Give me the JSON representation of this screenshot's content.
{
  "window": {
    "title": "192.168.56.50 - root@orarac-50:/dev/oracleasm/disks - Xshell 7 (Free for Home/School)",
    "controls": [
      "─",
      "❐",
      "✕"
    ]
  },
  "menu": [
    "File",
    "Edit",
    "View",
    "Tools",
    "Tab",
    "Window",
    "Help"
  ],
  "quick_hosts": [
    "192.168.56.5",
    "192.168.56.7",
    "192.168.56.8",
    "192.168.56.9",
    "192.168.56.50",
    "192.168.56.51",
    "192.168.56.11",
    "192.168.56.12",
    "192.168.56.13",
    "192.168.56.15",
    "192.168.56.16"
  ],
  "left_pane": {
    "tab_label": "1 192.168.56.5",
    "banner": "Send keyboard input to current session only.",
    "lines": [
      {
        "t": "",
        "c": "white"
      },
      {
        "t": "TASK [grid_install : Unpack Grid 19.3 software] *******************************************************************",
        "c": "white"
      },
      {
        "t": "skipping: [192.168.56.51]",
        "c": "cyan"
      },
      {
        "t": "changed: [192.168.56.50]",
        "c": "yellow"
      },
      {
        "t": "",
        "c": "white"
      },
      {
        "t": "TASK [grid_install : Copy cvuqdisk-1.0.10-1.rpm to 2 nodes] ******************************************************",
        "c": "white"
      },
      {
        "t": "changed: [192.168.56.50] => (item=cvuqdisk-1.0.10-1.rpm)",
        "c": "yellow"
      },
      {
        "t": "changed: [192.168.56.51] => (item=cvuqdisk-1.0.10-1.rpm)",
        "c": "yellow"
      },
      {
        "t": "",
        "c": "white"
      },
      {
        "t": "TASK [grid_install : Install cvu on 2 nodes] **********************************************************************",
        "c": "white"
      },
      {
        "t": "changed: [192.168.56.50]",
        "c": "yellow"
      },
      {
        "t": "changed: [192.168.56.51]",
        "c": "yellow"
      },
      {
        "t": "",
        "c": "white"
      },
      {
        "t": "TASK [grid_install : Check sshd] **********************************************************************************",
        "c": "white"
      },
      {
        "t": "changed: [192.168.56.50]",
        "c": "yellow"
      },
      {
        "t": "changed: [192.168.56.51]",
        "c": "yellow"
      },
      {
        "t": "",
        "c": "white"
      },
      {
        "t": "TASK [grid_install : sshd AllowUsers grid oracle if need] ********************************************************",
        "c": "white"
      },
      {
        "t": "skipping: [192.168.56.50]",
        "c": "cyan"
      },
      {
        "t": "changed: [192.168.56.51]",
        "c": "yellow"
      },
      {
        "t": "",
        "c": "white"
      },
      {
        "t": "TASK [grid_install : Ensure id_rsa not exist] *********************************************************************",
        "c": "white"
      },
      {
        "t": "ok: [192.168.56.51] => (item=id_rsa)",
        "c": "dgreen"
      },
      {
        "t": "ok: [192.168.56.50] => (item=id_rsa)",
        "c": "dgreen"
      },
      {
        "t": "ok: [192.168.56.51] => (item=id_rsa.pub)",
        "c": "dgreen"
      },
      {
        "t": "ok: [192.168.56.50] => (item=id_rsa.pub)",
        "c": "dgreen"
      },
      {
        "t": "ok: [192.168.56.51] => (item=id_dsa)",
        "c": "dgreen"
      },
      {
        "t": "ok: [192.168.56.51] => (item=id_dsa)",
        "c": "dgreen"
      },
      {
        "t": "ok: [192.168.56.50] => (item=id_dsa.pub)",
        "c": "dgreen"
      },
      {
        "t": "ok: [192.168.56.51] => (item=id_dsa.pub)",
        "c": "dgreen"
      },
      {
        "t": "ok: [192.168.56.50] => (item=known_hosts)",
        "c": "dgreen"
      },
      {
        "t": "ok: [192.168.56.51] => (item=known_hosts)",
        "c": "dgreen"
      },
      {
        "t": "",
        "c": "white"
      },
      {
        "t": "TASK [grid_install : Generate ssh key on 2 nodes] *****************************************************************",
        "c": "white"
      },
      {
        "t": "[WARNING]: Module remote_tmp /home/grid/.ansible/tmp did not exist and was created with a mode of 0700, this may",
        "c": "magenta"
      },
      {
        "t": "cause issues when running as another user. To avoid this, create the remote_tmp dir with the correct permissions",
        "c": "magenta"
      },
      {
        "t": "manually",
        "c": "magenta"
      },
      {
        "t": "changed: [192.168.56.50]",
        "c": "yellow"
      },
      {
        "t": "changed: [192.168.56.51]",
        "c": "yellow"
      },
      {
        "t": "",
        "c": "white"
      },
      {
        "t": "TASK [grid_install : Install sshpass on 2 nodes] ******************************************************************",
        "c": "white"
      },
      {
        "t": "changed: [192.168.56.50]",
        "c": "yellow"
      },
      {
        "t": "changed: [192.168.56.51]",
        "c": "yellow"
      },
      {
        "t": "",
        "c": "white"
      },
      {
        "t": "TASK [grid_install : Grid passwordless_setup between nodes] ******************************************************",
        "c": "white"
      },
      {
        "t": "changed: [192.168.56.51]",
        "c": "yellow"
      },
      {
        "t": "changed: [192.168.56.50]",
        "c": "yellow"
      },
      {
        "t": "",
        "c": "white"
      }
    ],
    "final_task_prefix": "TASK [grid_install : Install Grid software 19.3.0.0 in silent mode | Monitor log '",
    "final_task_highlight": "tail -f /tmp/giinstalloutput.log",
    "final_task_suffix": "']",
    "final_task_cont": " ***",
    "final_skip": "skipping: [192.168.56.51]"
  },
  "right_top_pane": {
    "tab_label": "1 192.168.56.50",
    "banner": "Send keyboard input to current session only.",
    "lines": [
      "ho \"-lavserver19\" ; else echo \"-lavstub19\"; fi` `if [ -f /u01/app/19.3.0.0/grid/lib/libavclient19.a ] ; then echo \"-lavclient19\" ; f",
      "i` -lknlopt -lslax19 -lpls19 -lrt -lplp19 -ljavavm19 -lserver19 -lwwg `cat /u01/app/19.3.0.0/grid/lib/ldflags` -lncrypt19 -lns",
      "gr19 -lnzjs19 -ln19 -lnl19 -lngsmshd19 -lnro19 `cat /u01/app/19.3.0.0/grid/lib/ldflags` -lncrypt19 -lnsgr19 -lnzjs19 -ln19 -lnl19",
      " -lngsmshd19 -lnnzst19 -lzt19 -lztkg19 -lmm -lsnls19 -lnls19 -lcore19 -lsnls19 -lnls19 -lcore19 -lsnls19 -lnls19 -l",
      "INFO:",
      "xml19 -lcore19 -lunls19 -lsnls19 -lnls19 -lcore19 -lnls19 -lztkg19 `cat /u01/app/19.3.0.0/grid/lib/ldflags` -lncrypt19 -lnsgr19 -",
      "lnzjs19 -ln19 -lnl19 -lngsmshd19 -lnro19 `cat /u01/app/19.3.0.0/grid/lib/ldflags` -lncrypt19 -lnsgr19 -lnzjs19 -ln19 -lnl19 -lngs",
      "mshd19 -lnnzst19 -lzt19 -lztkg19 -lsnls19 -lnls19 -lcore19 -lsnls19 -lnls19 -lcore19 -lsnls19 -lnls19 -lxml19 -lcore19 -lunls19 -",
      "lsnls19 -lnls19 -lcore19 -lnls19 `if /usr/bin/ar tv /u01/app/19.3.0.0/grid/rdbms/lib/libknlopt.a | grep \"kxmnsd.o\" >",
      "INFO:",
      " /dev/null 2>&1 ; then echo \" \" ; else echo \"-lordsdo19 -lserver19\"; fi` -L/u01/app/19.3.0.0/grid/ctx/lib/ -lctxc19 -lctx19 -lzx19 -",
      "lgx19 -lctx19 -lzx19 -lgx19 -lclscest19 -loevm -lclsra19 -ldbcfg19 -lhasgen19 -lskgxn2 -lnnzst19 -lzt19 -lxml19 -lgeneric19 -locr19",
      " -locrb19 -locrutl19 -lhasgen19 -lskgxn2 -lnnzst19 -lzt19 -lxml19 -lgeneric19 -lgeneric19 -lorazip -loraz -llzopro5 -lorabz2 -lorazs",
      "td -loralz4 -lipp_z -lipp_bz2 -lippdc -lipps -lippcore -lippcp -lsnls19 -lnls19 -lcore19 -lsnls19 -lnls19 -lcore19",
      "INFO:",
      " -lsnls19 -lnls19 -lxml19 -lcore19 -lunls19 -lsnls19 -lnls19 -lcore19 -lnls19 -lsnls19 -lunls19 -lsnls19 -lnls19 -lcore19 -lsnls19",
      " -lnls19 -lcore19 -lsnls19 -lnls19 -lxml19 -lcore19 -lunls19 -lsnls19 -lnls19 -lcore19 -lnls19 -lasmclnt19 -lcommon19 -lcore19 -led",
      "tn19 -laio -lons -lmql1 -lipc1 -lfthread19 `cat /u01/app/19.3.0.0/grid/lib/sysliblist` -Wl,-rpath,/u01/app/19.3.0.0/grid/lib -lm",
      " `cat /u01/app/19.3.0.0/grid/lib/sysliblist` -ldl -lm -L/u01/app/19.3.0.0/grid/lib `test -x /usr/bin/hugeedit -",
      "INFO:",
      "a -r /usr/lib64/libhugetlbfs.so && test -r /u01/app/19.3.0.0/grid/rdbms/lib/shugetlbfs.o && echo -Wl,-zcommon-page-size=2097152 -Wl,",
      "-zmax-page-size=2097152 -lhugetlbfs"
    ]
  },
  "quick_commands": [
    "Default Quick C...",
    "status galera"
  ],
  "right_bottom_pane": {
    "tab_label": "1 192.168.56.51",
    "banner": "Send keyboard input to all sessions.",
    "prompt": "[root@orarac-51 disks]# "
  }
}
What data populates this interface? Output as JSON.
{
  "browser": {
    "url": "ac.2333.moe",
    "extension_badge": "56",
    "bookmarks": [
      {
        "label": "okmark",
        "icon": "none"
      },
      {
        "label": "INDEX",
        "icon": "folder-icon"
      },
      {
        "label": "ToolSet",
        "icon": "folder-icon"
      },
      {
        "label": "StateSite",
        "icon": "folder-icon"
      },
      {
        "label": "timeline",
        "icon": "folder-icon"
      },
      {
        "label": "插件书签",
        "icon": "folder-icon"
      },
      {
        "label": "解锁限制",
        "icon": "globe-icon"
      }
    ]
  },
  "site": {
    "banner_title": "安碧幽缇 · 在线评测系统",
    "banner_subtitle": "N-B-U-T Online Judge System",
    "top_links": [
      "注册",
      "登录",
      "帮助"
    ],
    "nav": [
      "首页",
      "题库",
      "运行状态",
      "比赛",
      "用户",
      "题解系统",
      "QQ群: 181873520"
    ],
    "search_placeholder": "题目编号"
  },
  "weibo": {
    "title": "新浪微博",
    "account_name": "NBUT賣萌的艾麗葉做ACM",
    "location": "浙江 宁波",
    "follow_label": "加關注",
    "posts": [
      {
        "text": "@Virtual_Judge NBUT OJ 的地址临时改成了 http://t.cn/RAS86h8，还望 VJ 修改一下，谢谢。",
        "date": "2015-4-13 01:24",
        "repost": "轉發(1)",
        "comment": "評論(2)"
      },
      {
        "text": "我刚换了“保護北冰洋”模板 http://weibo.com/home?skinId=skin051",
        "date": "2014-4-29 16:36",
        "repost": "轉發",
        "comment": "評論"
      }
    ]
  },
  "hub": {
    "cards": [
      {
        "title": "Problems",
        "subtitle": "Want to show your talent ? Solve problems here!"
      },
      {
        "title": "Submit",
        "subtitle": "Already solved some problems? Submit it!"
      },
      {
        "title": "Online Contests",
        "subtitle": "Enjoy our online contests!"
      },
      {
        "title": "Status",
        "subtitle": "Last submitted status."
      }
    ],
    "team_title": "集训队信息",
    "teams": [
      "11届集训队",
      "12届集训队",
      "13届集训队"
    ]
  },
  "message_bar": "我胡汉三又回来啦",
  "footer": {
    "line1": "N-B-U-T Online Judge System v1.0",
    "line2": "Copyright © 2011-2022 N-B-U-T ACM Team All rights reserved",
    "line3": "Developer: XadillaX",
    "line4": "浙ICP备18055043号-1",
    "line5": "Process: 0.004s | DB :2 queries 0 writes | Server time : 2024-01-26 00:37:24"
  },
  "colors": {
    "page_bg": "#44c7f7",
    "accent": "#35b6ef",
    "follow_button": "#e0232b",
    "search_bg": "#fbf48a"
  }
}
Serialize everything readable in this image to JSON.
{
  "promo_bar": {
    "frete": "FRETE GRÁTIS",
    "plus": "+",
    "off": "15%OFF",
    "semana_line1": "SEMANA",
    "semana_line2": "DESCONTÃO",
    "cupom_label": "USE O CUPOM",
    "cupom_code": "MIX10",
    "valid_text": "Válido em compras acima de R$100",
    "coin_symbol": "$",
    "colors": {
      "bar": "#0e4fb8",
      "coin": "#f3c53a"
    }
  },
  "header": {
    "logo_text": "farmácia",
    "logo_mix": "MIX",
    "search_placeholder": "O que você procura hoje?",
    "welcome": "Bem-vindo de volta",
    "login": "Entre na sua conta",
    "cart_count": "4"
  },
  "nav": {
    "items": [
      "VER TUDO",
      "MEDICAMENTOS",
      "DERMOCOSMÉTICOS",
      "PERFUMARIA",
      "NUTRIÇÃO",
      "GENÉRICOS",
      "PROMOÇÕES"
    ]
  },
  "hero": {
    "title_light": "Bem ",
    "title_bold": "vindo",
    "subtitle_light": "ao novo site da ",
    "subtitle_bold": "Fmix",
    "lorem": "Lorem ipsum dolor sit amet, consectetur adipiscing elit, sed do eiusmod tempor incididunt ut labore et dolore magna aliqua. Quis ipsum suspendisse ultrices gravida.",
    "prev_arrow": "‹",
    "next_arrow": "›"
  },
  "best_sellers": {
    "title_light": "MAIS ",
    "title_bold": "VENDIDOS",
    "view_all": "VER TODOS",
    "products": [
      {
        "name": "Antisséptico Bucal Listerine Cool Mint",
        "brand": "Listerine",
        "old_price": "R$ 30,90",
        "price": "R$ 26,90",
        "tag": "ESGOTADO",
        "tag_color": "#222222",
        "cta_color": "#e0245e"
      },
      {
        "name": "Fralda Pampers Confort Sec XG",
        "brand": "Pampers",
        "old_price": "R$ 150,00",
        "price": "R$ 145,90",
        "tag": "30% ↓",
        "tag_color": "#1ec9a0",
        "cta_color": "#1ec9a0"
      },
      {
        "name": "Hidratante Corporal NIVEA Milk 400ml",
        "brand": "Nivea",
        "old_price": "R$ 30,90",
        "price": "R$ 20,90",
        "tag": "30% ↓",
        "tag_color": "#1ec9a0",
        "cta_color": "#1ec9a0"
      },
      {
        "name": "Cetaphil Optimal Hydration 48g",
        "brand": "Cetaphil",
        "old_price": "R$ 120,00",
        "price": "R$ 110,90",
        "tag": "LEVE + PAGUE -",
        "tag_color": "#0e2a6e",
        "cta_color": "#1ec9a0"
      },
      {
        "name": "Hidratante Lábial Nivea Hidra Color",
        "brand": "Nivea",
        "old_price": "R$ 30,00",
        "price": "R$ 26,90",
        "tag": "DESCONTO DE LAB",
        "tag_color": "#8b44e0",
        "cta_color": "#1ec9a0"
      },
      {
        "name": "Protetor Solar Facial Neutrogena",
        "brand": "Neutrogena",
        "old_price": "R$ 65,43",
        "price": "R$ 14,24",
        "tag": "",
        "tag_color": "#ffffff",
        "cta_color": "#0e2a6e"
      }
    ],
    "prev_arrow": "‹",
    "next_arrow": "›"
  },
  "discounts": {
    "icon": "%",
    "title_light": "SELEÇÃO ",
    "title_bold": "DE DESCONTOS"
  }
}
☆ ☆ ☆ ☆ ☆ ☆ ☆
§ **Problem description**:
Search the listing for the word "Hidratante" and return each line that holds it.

§ **Your response**:
        "name": "Hidratante Corporal NIVEA Milk 400ml",
        "name": "Hidratante Lábial Nivea Hidra Color",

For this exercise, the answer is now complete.